On January 26, 1915 the powerful evangelist Billy Sunday announced that he had been invited to conduct a revival meeting at the Marble Collegiate Church, mainly to attack alcohol. He gladly accepted the challenge.
“Although I am pretty well dated up, I certainly can’t let the Modern Babylon slip by. Three strikes ought to be called on booze in that city, and I’m going to help all I can.
“Wherever you find booze you’ll find the devil backing it up with all the canister hell can produce and I’m ready to fight it anywhere. The Lord’s battles must be fought wherever booze is entrenched,” he was quoted in The Evening World.
Three years later the conflict was still raging. On January 28, 1918 William Jennings Bryan appeared as a “surprise speaker” and he pulled no punches regarding his disdain of the press in its opposition to prohibition.
“The New York newspapers are the center of the opposition to prohibition in this country. An editorial in one of them is like getting a whiff of a whiskey bottle.”
Saying he expected to see the country free of saloons before he died, he decried the alcohol industry. “The liquor interests would tie every American down, bind him hand and foot, and pour liquor into him three times a day. I thank God we have a War Department and government which made the cantonments safe for the soldier boys.” Bryan was referring to the law that prohibited the sale of liquor to soldiers.
Reverend Burrell, William Cullen Bryan and the other prohibitionists eventually got their way. In 1933, however, with the repeal of Prohibition, the cause for which the Marble Collegiate Church had so ardently supported for decades was lost.
|The Austin organ dominates the entrance wall behind the worshipers in 1938--photograph by Wurts Bros., from the collection of the Museum of the City of New York http://collections.mcny.org/C.aspx?VP3=SearchResult_VPage&VBID=24UP1GIXDY6P&SMLS=1&RW=1280&RH=915|

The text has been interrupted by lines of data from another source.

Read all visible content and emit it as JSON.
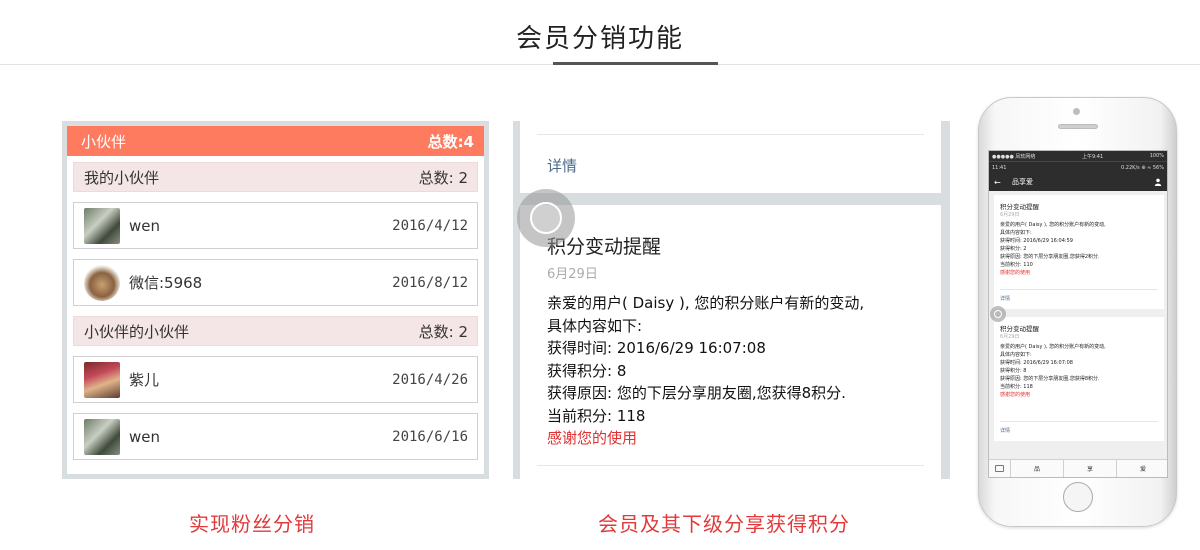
{
  "header": {
    "title": "会员分销功能"
  },
  "panel1": {
    "title": "小伙伴",
    "total": "总数:4",
    "groups": [
      {
        "label": "我的小伙伴",
        "count": "总数: 2"
      },
      {
        "label": "小伙伴的小伙伴",
        "count": "总数: 2"
      }
    ],
    "members": [
      {
        "name": "wen",
        "date": "2016/4/12"
      },
      {
        "name": "微信:5968",
        "date": "2016/8/12"
      },
      {
        "name": "紫儿",
        "date": "2016/4/26"
      },
      {
        "name": "wen",
        "date": "2016/6/16"
      }
    ],
    "caption": "实现粉丝分销"
  },
  "panel2": {
    "detail_link": "详情",
    "message": {
      "title": "积分变动提醒",
      "date": "6月29日",
      "lines": [
        "亲爱的用户(    Daisy    ), 您的积分账户有新的变动,",
        "具体内容如下:",
        "获得时间: 2016/6/29 16:07:08",
        "获得积分: 8",
        "获得原因: 您的下层分享朋友圈,您获得8积分.",
        "当前积分: 118"
      ],
      "thanks": "感谢您的使用"
    },
    "caption": "会员及其下级分享获得积分"
  },
  "phone": {
    "status": {
      "carrier": "●●●●● 凤软网络",
      "time": "上午9:41",
      "battery": "100%"
    },
    "status2": {
      "left": "11:41",
      "right": "0.22K/s ⊕ ≈ 56%"
    },
    "nav_title": "品享爱",
    "cards": [
      {
        "title": "积分变动提醒",
        "date": "6月29日",
        "lines": [
          "亲爱的用户(    Daisy    ), 您的积分账户有新的变动,",
          "具体内容如下:",
          "获得时间: 2016/6/29 16:04:59",
          "获得积分: 2",
          "获得原因: 您的下层分享朋友圈,您获得2积分.",
          "当前积分: 110"
        ],
        "thanks": "感谢您的使用",
        "detail": "详情"
      },
      {
        "title": "积分变动提醒",
        "date": "6月29日",
        "lines": [
          "亲爱的用户(    Daisy    ), 您的积分账户有新的变动,",
          "具体内容如下:",
          "获得时间: 2016/6/29 16:07:08",
          "获得积分: 8",
          "获得原因: 您的下层分享朋友圈,您获得8积分.",
          "当前积分: 118"
        ],
        "thanks": "感谢您的使用",
        "detail": "详情"
      }
    ],
    "tabs": [
      "品",
      "享",
      "爱"
    ]
  }
}
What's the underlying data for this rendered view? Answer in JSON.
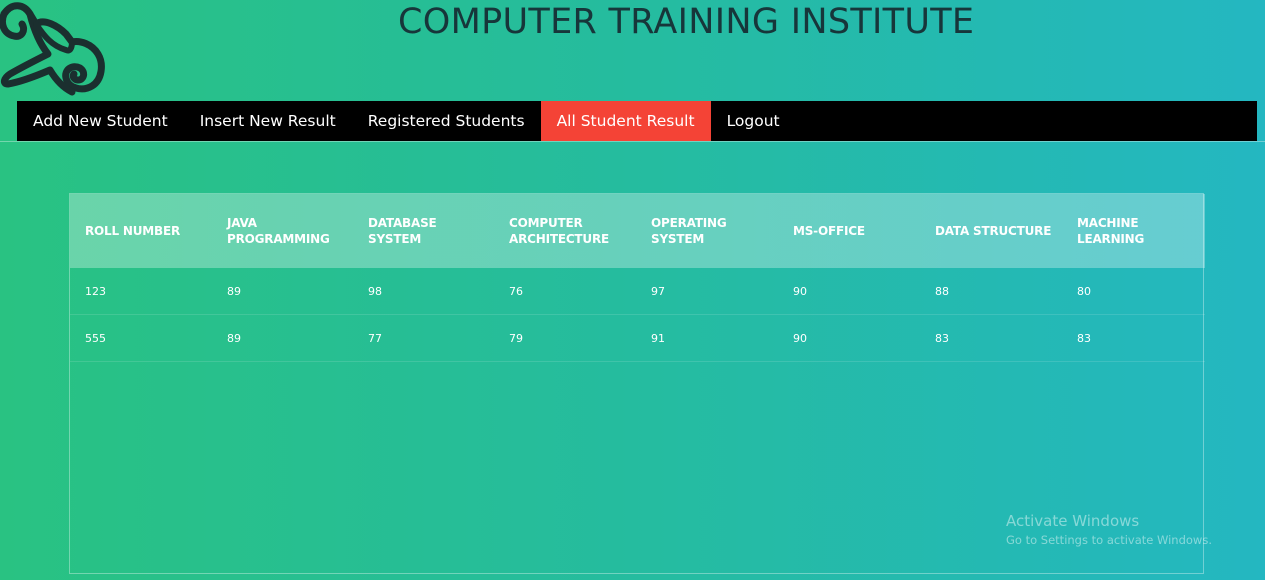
{
  "header": {
    "title": "COMPUTER TRAINING INSTITUTE",
    "logo_icon": "scroll-icon"
  },
  "nav": {
    "items": [
      {
        "label": "Add New Student",
        "active": false
      },
      {
        "label": "Insert New Result",
        "active": false
      },
      {
        "label": "Registered Students",
        "active": false
      },
      {
        "label": "All Student Result",
        "active": true
      },
      {
        "label": "Logout",
        "active": false
      }
    ],
    "active_color": "#f44336"
  },
  "results_table": {
    "columns": [
      "ROLL NUMBER",
      "JAVA PROGRAMMING",
      "DATABASE SYSTEM",
      "COMPUTER ARCHITECTURE",
      "OPERATING SYSTEM",
      "MS-OFFICE",
      "DATA STRUCTURE",
      "MACHINE LEARNING"
    ],
    "rows": [
      [
        "123",
        "89",
        "98",
        "76",
        "97",
        "90",
        "88",
        "80"
      ],
      [
        "555",
        "89",
        "77",
        "79",
        "91",
        "90",
        "83",
        "83"
      ]
    ]
  },
  "watermark": {
    "title": "Activate Windows",
    "subtitle": "Go to Settings to activate Windows."
  },
  "colors": {
    "gradient_start": "#29c282",
    "gradient_end": "#24b7c1",
    "title_color": "#17363a",
    "nav_background": "#000000"
  }
}
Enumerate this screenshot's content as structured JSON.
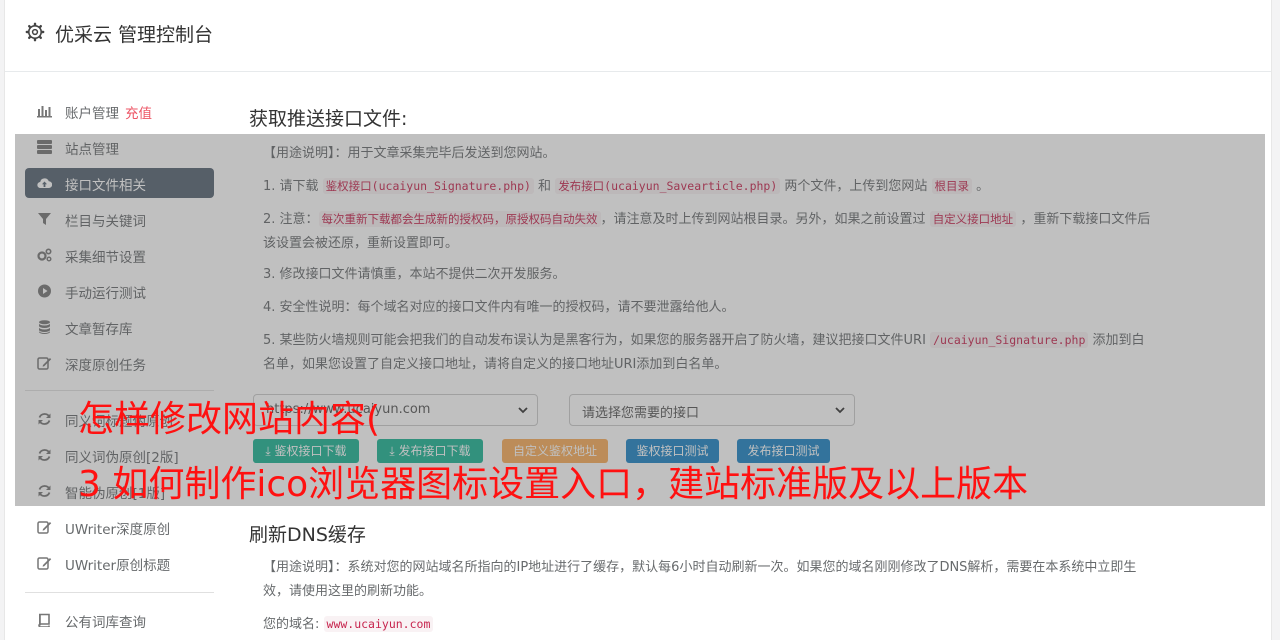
{
  "header": {
    "title": "优采云 管理控制台"
  },
  "sidebar": {
    "items": [
      {
        "label": "账户管理",
        "badge": "充值"
      },
      {
        "label": "站点管理"
      },
      {
        "label": "接口文件相关"
      },
      {
        "label": "栏目与关键词"
      },
      {
        "label": "采集细节设置"
      },
      {
        "label": "手动运行测试"
      },
      {
        "label": "文章暂存库"
      },
      {
        "label": "深度原创任务"
      },
      {
        "label": "同义词标题伪原创"
      },
      {
        "label": "同义词伪原创[2版]"
      },
      {
        "label": "智能伪原创[1版]"
      },
      {
        "label": "UWriter深度原创"
      },
      {
        "label": "UWriter原创标题"
      },
      {
        "label": "公有词库查询"
      }
    ]
  },
  "section1": {
    "title": "获取推送接口文件:",
    "usage": "【用途说明】：用于文章采集完毕后发送到您网站。",
    "p1": {
      "a": "1. 请下载 ",
      "code1": "鉴权接口(ucaiyun_Signature.php)",
      "b": " 和 ",
      "code2": "发布接口(ucaiyun_Savearticle.php)",
      "c": " 两个文件，上传到您网站 ",
      "code3": "根目录",
      "d": " 。"
    },
    "p2": {
      "a": "2. 注意：",
      "code1": "每次重新下载都会生成新的授权码，原授权码自动失效",
      "b": "，请注意及时上传到网站根目录。另外，如果之前设置过 ",
      "code2": "自定义接口地址",
      "c": " ，重新下载接口文件后该设置会被还原，重新设置即可。"
    },
    "p3": "3. 修改接口文件请慎重，本站不提供二次开发服务。",
    "p4": "4. 安全性说明：每个域名对应的接口文件内有唯一的授权码，请不要泄露给他人。",
    "p5": {
      "a": "5. 某些防火墙规则可能会把我们的自动发布误认为是黑客行为，如果您的服务器开启了防火墙，建议把接口文件URI ",
      "code1": "/ucaiyun_Signature.php",
      "b": " 添加到白名单，如果您设置了自定义接口地址，请将自定义的接口地址URI添加到白名单。"
    },
    "select_site": "https://www.ucaiyun.com",
    "select_api": "请选择您需要的接口",
    "buttons": {
      "auth_download": "鉴权接口下载",
      "publish_download": "发布接口下载",
      "custom_auth": "自定义鉴权地址",
      "auth_test": "鉴权接口测试",
      "publish_test": "发布接口测试"
    }
  },
  "section2": {
    "title": "刷新DNS缓存",
    "usage": "【用途说明】：系统对您的网站域名所指向的IP地址进行了缓存，默认每6小时自动刷新一次。如果您的域名刚刚修改了DNS解析，需要在本系统中立即生效，请使用这里的刷新功能。",
    "domain_label": "您的域名: ",
    "domain_value": "www.ucaiyun.com"
  },
  "banner": {
    "line1": "怎样修改网站内容(",
    "line2": "3 如何制作ico浏览器图标设置入口，建站标准版及以上版本"
  },
  "colors": {
    "active_nav": "#546372",
    "badge": "#ed5565",
    "banner": "#ff1111",
    "green": "#1ab394",
    "orange": "#f8ac59",
    "blue": "#1c84c6"
  }
}
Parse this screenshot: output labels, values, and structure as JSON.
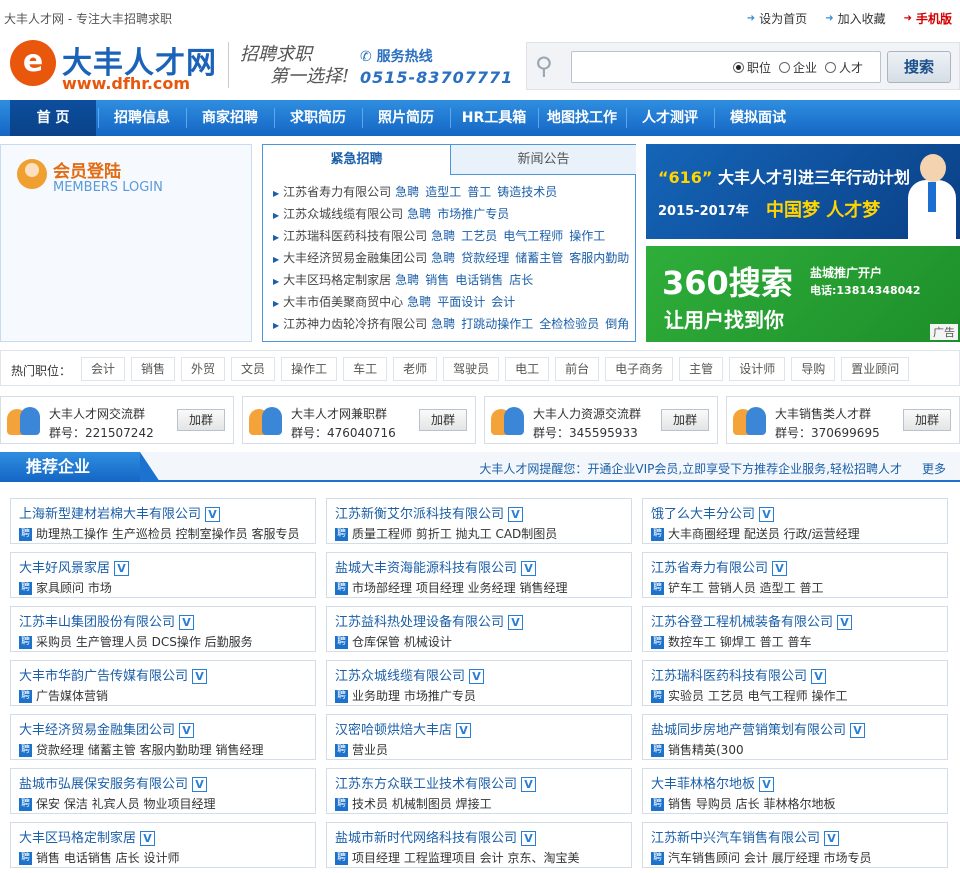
{
  "topbar": {
    "tagline": "大丰人才网 - 专注大丰招聘求职",
    "links": [
      "设为首页",
      "加入收藏",
      "手机版"
    ]
  },
  "header": {
    "logo_char": "e",
    "logo_name": "大丰人才网",
    "logo_url": "www.dfhr.com",
    "slogan_line1": "招聘求职",
    "slogan_line2": "第一选择!",
    "hotline_label": "服务热线",
    "hotline_number": "0515-83707771",
    "search": {
      "options": [
        "职位",
        "企业",
        "人才"
      ],
      "selected": "职位",
      "button": "搜索"
    }
  },
  "nav": [
    "首 页",
    "招聘信息",
    "商家招聘",
    "求职简历",
    "照片简历",
    "HR工具箱",
    "地图找工作",
    "人才测评",
    "模拟面试"
  ],
  "login": {
    "title": "会员登陆",
    "subtitle": "MEMBERS LOGIN"
  },
  "tabs": {
    "active": "紧急招聘",
    "inactive": "新闻公告"
  },
  "urgent": [
    {
      "company": "江苏省寿力有限公司",
      "tag": "急聘",
      "jobs": [
        "造型工",
        "普工",
        "铸造技术员"
      ]
    },
    {
      "company": "江苏众城线缆有限公司",
      "tag": "急聘",
      "jobs": [
        "市场推广专员"
      ]
    },
    {
      "company": "江苏瑞科医药科技有限公司",
      "tag": "急聘",
      "jobs": [
        "工艺员",
        "电气工程师",
        "操作工"
      ]
    },
    {
      "company": "大丰经济贸易金融集团公司",
      "tag": "急聘",
      "jobs": [
        "贷款经理",
        "储蓄主管",
        "客服内勤助"
      ]
    },
    {
      "company": "大丰区玛格定制家居",
      "tag": "急聘",
      "jobs": [
        "销售",
        "电话销售",
        "店长"
      ]
    },
    {
      "company": "大丰市佰美聚商贸中心",
      "tag": "急聘",
      "jobs": [
        "平面设计",
        "会计"
      ]
    },
    {
      "company": "江苏神力齿轮冷挤有限公司",
      "tag": "急聘",
      "jobs": [
        "打跳动操作工",
        "全检检验员",
        "倒角"
      ]
    }
  ],
  "banner1": {
    "num": "“616”",
    "line1": "大丰人才引进三年行动计划",
    "years": "2015-2017年",
    "dream": "中国梦 人才梦"
  },
  "banner2": {
    "big": "360搜索",
    "line1": "盐城推广开户",
    "line2": "电话:13814348042",
    "slogan": "让用户找到你",
    "ad": "广告"
  },
  "hot": {
    "label": "热门职位：",
    "tags": [
      "会计",
      "销售",
      "外贸",
      "文员",
      "操作工",
      "车工",
      "老师",
      "驾驶员",
      "电工",
      "前台",
      "电子商务",
      "主管",
      "设计师",
      "导购",
      "置业顾问"
    ]
  },
  "qq_groups": [
    {
      "name": "大丰人才网交流群",
      "num": "群号：221507242",
      "btn": "加群"
    },
    {
      "name": "大丰人才网兼职群",
      "num": "群号：476040716",
      "btn": "加群"
    },
    {
      "name": "大丰人力资源交流群",
      "num": "群号：345595933",
      "btn": "加群"
    },
    {
      "name": "大丰销售类人才群",
      "num": "群号：370699695",
      "btn": "加群"
    }
  ],
  "recommended": {
    "title": "推荐企业",
    "note": "大丰人才网提醒您：开通企业VIP会员,立即享受下方推荐企业服务,轻松招聘人才",
    "more": "更多",
    "badge": "V",
    "pin": "聘",
    "companies": [
      {
        "name": "上海新型建材岩棉大丰有限公司",
        "jobs": "助理热工操作 生产巡检员 控制室操作员 客服专员"
      },
      {
        "name": "江苏新衡艾尔派科技有限公司",
        "jobs": "质量工程师 剪折工 抛丸工 CAD制图员"
      },
      {
        "name": "饿了么大丰分公司",
        "jobs": "大丰商圈经理 配送员 行政/运营经理"
      },
      {
        "name": "大丰好风景家居",
        "jobs": "家具顾问 市场"
      },
      {
        "name": "盐城大丰资海能源科技有限公司",
        "jobs": "市场部经理 项目经理 业务经理 销售经理"
      },
      {
        "name": "江苏省寿力有限公司",
        "jobs": "铲车工 营销人员 造型工 普工"
      },
      {
        "name": "江苏丰山集团股份有限公司",
        "jobs": "采购员 生产管理人员 DCS操作 后勤服务"
      },
      {
        "name": "江苏益科热处理设备有限公司",
        "jobs": "仓库保管 机械设计"
      },
      {
        "name": "江苏谷登工程机械装备有限公司",
        "jobs": "数控车工 铆焊工 普工 普车"
      },
      {
        "name": "大丰市华韵广告传媒有限公司",
        "jobs": "广告媒体营销"
      },
      {
        "name": "江苏众城线缆有限公司",
        "jobs": "业务助理 市场推广专员"
      },
      {
        "name": "江苏瑞科医药科技有限公司",
        "jobs": "实验员 工艺员 电气工程师 操作工"
      },
      {
        "name": "大丰经济贸易金融集团公司",
        "jobs": "贷款经理 储蓄主管 客服内勤助理 销售经理"
      },
      {
        "name": "汉密哈顿烘焙大丰店",
        "jobs": "营业员"
      },
      {
        "name": "盐城同步房地产营销策划有限公司",
        "jobs": "销售精英(300"
      },
      {
        "name": "盐城市弘展保安服务有限公司",
        "jobs": "保安 保洁 礼宾人员 物业项目经理"
      },
      {
        "name": "江苏东方众联工业技术有限公司",
        "jobs": "技术员 机械制图员 焊接工"
      },
      {
        "name": "大丰菲林格尔地板",
        "jobs": "销售 导购员 店长 菲林格尔地板"
      },
      {
        "name": "大丰区玛格定制家居",
        "jobs": "销售 电话销售 店长 设计师"
      },
      {
        "name": "盐城市新时代网络科技有限公司",
        "jobs": "项目经理 工程监理项目 会计 京东、淘宝美"
      },
      {
        "name": "江苏新中兴汽车销售有限公司",
        "jobs": "汽车销售顾问 会计 展厅经理 市场专员"
      }
    ]
  },
  "colors": {
    "brand_blue": "#1b63b8",
    "nav_blue": "#2f8ee0",
    "accent_orange": "#e8570c"
  }
}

Even more memorable and influential than Burrell was the pastor who came to Marble Collegiate in 1932. The charismatic Dr. Norman Vincent Peale served the church for more than half a century; during which he wrote 46 books including his best seller The Power of Positive Thinking. He innovated ministry when he took to the airwaves in 1935 with his weekly "The Art of Living."
|A mid-century postcard depicts the sanctuary decorated for Easter.|
As the exclusive residential neighborhood continued to move northward along Fifth Avenue the mansions around Marble Collegiate were razed for business buildings. Yet the congregation remained upscale throughout the decades of the 20th century. The eyes of the world watched on December 22, 1968 when President-Elect Richard Nixon escorted his daughter Julie into the church for her wedding. Outside throngs of New Yorkers crushed the avenue to get a glimpse of the politician and the beautiful bride.
|A statue of the charismatic and influential Dr. Norman Vincent Peale stands outside the church -- photo by Alice Lum|
National attention of a more scandalous sort came when church member Donald Trump met 21-year old Marla Maples at a 1985 tennis tournament in Atlantic City. The married Trump was smitten with the small-time actress and People Magazine later noted “By 1987, during services at the Marble Collegiate Church in Manhattan, Trump was secretly romancing Maples as he found ways to temporarily ditch Ivana and their kids.”
In 1997 a committee was organized to address the windows. Eight stained glass windows were commissioned to complete the sanctuary windows. The following year a restoration project was initiated that would take a year and a half to complete. The nearly 150-year old marble was cleaned and repaired along with other necessary restorations.
|photo by Alice Lum|
In 2002 a spectacular wedding took place in the church that perhaps overshadowed even the Nixon wedding. The sanctuary was banked with flowers and fifteen bridesmaids proceeded down the aisle in a lavish production of a ceremony for 56-year old Liza Minnelli and concert promoter David Gest. The wedding party included Elizabeth Taylor and best man Michael Jackson. In the pews were Jane Russell, Gina Lollobrigida and columnist Cindy Adams.